§ WORK ORDER: Reproduce every record below exactly as written, leaving out any pictures.

[Interface dataset entries]

BEGIN

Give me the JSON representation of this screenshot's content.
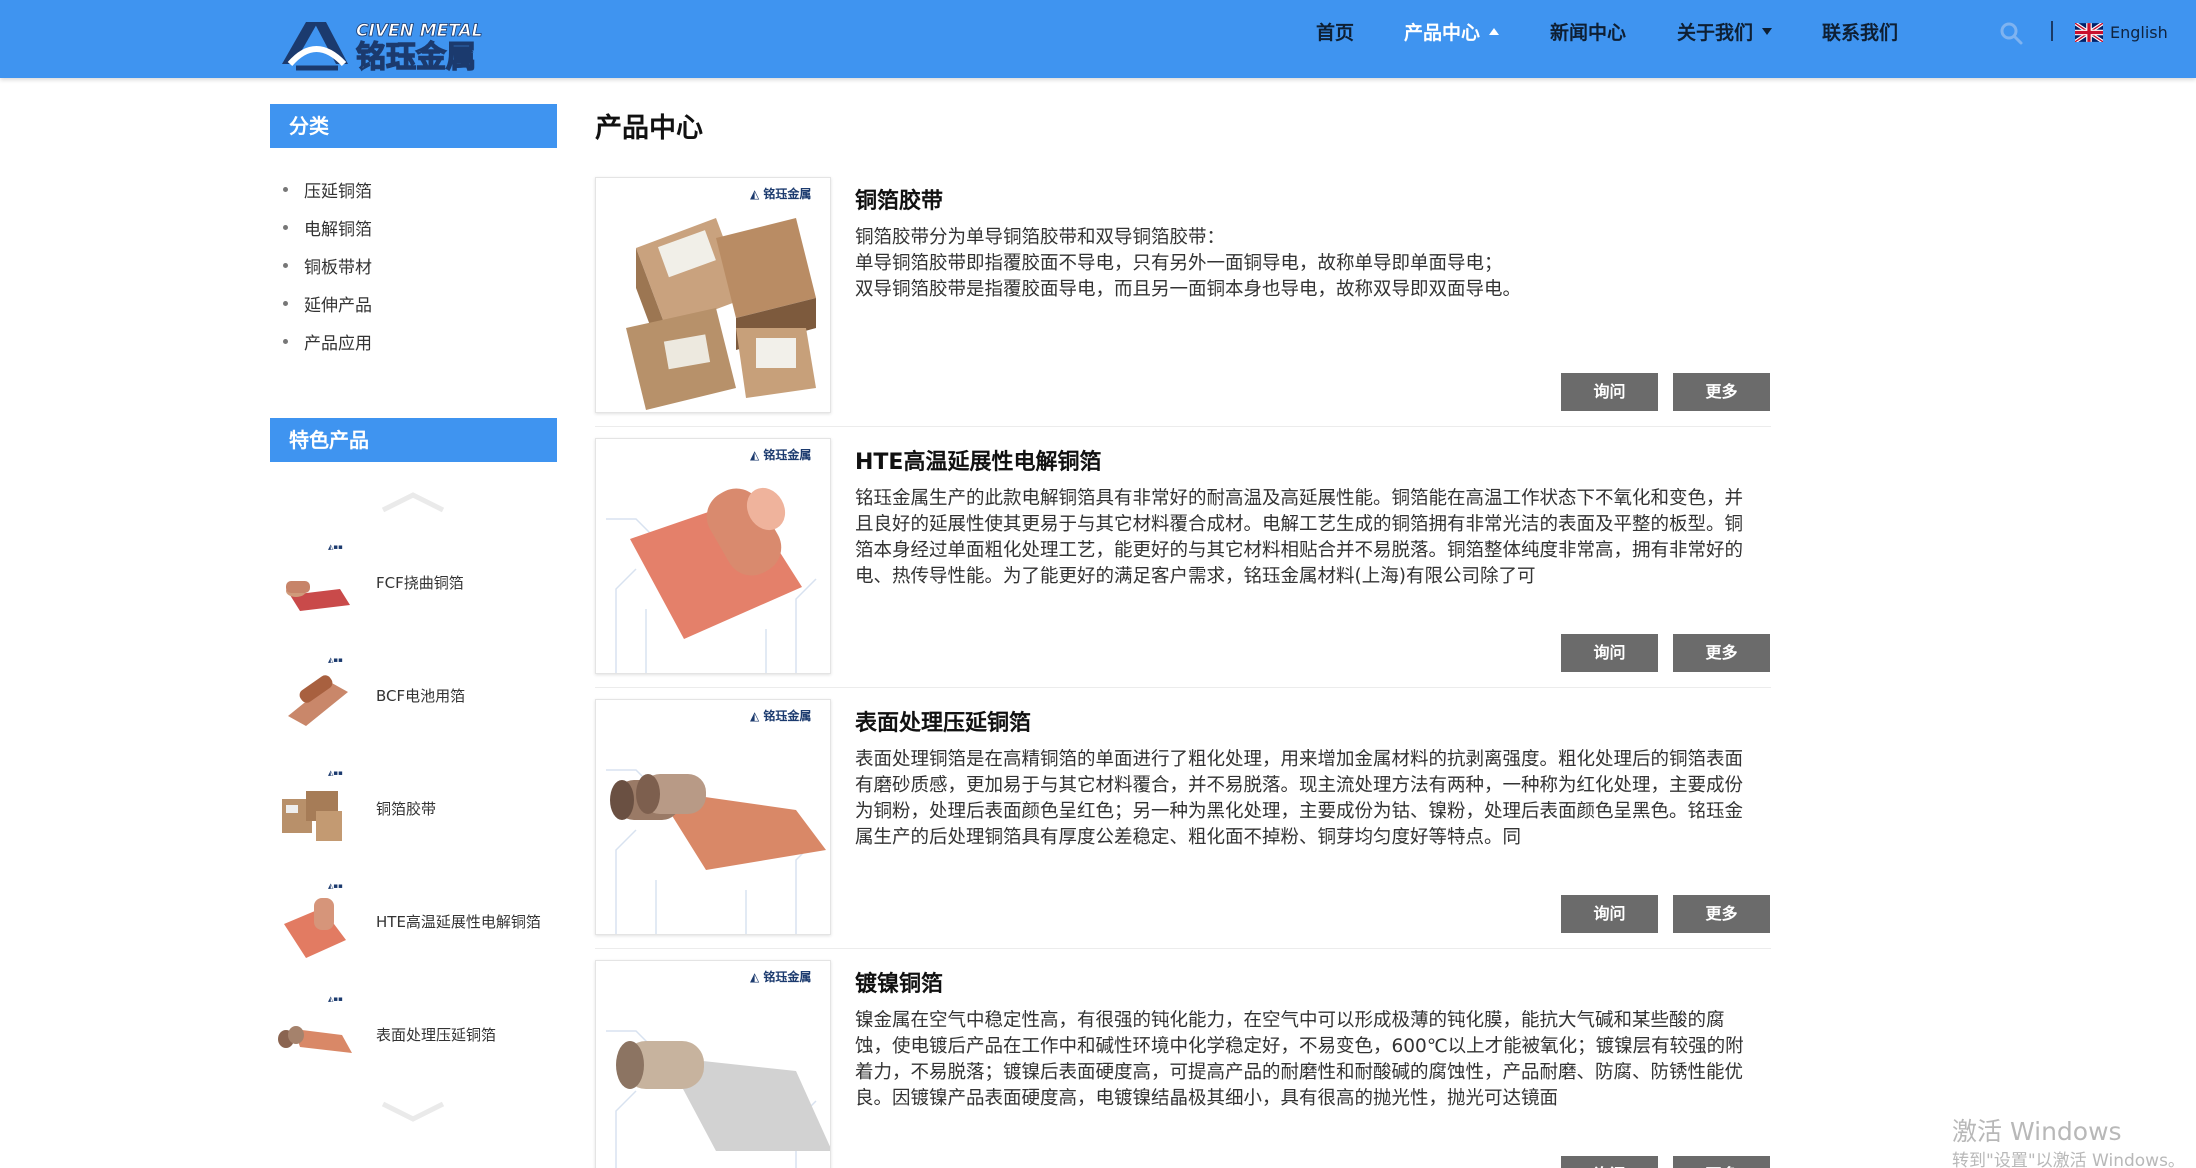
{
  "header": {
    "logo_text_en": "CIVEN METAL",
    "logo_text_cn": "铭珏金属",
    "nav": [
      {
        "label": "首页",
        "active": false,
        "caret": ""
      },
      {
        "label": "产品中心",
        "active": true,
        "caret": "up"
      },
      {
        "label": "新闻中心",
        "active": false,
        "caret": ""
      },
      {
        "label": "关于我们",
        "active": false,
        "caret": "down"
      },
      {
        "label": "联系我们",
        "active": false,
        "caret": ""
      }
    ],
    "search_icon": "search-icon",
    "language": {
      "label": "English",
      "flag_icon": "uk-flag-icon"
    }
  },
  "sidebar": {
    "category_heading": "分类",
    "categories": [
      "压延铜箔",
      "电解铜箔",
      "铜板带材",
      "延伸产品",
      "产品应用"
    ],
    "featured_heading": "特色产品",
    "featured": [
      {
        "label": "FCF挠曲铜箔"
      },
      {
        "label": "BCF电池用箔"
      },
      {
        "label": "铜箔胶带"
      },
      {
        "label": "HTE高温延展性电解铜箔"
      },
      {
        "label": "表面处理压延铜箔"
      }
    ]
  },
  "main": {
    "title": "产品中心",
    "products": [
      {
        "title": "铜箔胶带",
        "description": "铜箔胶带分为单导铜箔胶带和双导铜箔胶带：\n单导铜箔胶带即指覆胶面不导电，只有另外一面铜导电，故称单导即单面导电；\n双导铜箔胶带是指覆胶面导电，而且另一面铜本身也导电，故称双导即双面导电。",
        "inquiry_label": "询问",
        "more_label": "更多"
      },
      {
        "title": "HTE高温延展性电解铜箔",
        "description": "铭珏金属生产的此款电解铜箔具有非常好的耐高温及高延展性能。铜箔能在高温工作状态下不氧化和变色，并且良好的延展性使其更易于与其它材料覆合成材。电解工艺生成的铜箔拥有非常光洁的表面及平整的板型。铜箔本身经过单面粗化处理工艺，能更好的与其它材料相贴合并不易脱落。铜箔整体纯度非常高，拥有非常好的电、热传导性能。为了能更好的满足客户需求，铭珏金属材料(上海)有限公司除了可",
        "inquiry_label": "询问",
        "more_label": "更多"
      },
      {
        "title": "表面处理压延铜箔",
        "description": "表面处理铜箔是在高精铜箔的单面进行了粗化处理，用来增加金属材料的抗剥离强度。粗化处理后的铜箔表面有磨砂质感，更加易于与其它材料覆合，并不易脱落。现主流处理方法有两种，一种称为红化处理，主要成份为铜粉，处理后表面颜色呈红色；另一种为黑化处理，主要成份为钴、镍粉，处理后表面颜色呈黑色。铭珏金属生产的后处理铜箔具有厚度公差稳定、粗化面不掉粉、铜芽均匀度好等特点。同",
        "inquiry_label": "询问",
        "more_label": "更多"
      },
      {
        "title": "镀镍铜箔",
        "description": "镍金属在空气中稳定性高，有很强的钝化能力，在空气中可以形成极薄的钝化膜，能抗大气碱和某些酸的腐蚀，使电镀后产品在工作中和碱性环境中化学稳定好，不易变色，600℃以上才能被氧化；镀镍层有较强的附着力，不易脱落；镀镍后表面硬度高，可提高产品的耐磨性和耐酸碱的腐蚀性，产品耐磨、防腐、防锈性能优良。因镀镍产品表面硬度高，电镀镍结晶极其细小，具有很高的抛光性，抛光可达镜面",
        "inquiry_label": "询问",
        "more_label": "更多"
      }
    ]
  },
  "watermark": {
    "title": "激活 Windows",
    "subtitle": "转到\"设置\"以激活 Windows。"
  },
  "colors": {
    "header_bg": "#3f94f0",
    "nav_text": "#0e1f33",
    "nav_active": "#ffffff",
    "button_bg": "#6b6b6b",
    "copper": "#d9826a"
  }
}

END

§ WORKED SOLUTION:
Give me the JSON representation of this screenshot's content.
{
  "header": {
    "logo_text_en": "CIVEN METAL",
    "logo_text_cn": "铭珏金属",
    "nav": [
      {
        "label": "首页",
        "active": false,
        "caret": ""
      },
      {
        "label": "产品中心",
        "active": true,
        "caret": "up"
      },
      {
        "label": "新闻中心",
        "active": false,
        "caret": ""
      },
      {
        "label": "关于我们",
        "active": false,
        "caret": "down"
      },
      {
        "label": "联系我们",
        "active": false,
        "caret": ""
      }
    ],
    "search_icon": "search-icon",
    "language": {
      "label": "English",
      "flag_icon": "uk-flag-icon"
    }
  },
  "sidebar": {
    "category_heading": "分类",
    "categories": [
      "压延铜箔",
      "电解铜箔",
      "铜板带材",
      "延伸产品",
      "产品应用"
    ],
    "featured_heading": "特色产品",
    "featured": [
      {
        "label": "FCF挠曲铜箔"
      },
      {
        "label": "BCF电池用箔"
      },
      {
        "label": "铜箔胶带"
      },
      {
        "label": "HTE高温延展性电解铜箔"
      },
      {
        "label": "表面处理压延铜箔"
      }
    ]
  },
  "main": {
    "title": "产品中心",
    "products": [
      {
        "title": "铜箔胶带",
        "description": "铜箔胶带分为单导铜箔胶带和双导铜箔胶带：\n单导铜箔胶带即指覆胶面不导电，只有另外一面铜导电，故称单导即单面导电；\n双导铜箔胶带是指覆胶面导电，而且另一面铜本身也导电，故称双导即双面导电。",
        "inquiry_label": "询问",
        "more_label": "更多"
      },
      {
        "title": "HTE高温延展性电解铜箔",
        "description": "铭珏金属生产的此款电解铜箔具有非常好的耐高温及高延展性能。铜箔能在高温工作状态下不氧化和变色，并且良好的延展性使其更易于与其它材料覆合成材。电解工艺生成的铜箔拥有非常光洁的表面及平整的板型。铜箔本身经过单面粗化处理工艺，能更好的与其它材料相贴合并不易脱落。铜箔整体纯度非常高，拥有非常好的电、热传导性能。为了能更好的满足客户需求，铭珏金属材料(上海)有限公司除了可",
        "inquiry_label": "询问",
        "more_label": "更多"
      },
      {
        "title": "表面处理压延铜箔",
        "description": "表面处理铜箔是在高精铜箔的单面进行了粗化处理，用来增加金属材料的抗剥离强度。粗化处理后的铜箔表面有磨砂质感，更加易于与其它材料覆合，并不易脱落。现主流处理方法有两种，一种称为红化处理，主要成份为铜粉，处理后表面颜色呈红色；另一种为黑化处理，主要成份为钴、镍粉，处理后表面颜色呈黑色。铭珏金属生产的后处理铜箔具有厚度公差稳定、粗化面不掉粉、铜芽均匀度好等特点。同",
        "inquiry_label": "询问",
        "more_label": "更多"
      },
      {
        "title": "镀镍铜箔",
        "description": "镍金属在空气中稳定性高，有很强的钝化能力，在空气中可以形成极薄的钝化膜，能抗大气碱和某些酸的腐蚀，使电镀后产品在工作中和碱性环境中化学稳定好，不易变色，600℃以上才能被氧化；镀镍层有较强的附着力，不易脱落；镀镍后表面硬度高，可提高产品的耐磨性和耐酸碱的腐蚀性，产品耐磨、防腐、防锈性能优良。因镀镍产品表面硬度高，电镀镍结晶极其细小，具有很高的抛光性，抛光可达镜面",
        "inquiry_label": "询问",
        "more_label": "更多"
      }
    ]
  },
  "watermark": {
    "title": "激活 Windows",
    "subtitle": "转到\"设置\"以激活 Windows。"
  },
  "colors": {
    "header_bg": "#3f94f0",
    "nav_text": "#0e1f33",
    "nav_active": "#ffffff",
    "button_bg": "#6b6b6b",
    "copper": "#d9826a"
  }
}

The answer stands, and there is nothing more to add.